Arsene Wenger frustrates and delights in equal measure.
He is by no means perfect, and especially this summer he has tested my and many fellow Gooners’ patience to the extreme. Things never seem to be straightforward with Arsene. When he was given a big budget this summer, as well as a promise that none of the top players would be sold, and a clear commitment by Gazidis to bring ‘super quality’ to the club, Arsene appeared to dither and not make best use of this vastly improved strategic position.
He somehow managed to turn things round in the last few days of the TW, with first signing the Flame and then, when we thought we could hear the fat lady sing her final lamentation – by sheer magic and at the very last minute – he brought us the European King of Assists.
I am more than satisfied with the final outcome but the way things were done over the summer have left me questioning Wenger and the club’s management ‘business skills’ for the first time.
It is always good to question ourselves whether we could improve things for Arsenal with another manager, but when we do so, we must look at what we could gain as well as lose by replacing him.
A few years ago, whilst reading Alain de Botton’s ‘The Consolations of Philosophy’ – an easy digestible book about how philosophy can help improve your daily life – I became intrigued by a particular topic. In the chapter called ‘(Consolations for) A Broken Heart’, de Botton explains how we can deal with being unhappy in a long term relationship with our partner. He advises us to go back to the reason why we decided to enter a long term relationship with our current partner in the first place. De Botton believes we enter long-term relationships with our partners because we believe he/she can improve us; and this improvement takes place in our offspring: our kids are to become better versions of ourselves.
For most of us, this is a subconscious, intuitive process, but we appear to pick our partners with the aim of eventually producing children who are a physical and intellectual improvement of ourselves – an upgrade, if you like. Of course, there are no guarantees this will indeed be the case; which reminds me about the famous little anecdote of Marilyn Monroe suggesting to Albert Einstein to imagine what a baby produced between the two of them could be like – with her looks and his brains; to which Einstein responded: ‘but what if it is the other way round?’.

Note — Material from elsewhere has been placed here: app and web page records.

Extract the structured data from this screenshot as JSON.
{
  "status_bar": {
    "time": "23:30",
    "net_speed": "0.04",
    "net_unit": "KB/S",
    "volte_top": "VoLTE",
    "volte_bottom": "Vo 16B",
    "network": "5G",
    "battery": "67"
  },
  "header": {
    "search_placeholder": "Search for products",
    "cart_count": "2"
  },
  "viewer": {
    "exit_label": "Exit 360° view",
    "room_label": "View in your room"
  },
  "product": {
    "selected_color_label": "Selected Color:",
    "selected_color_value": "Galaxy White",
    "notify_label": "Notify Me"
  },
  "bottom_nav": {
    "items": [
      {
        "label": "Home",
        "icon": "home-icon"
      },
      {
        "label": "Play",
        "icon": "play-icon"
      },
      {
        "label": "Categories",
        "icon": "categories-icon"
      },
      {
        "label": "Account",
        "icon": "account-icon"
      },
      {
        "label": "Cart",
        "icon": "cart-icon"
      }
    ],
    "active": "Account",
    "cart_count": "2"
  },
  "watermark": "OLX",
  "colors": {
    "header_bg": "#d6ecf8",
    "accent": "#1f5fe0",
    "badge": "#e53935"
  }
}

De Botton believes by going back to why we got together with our partners, and by realising that our offspring is indeed an improvement of ourselves, we should be able to accept that we are sometimes bored, or even a bit unhappy, in our long-term relationships: but it is still a price worth paying.
I feel that the club relationship (and therefore our relationship) with Arsene Wenger should be seen in a similar light.
As a club we have gained tremendously from our long-term relationship with Arsene Wenger. Our ‘offspring’ is a number of titles and cups, a very attractive brand of football, a new stadium, but most importantly a totally embedded change of culture and a more or less permanent seat at the zenith of European football, although this is not reflected in our recent trophy cabinet.
We have come through a tough post-new-stadium phase, but it looks like we are finally getting back on track towards silverware. We might not win anything this year but at least we will feel we have a proper chance again, and that is all we can ask for.
It looks like our relationship with Arsene is entering a new lease of life and a further improvement of ourselves is a strong possibility once again.
But the next seven games are likely to be a proper test of the quality of our relationship going forward. Let’s hope we’ll come through it stronger and more joined up than ever before.
Written by: TotalArsenal.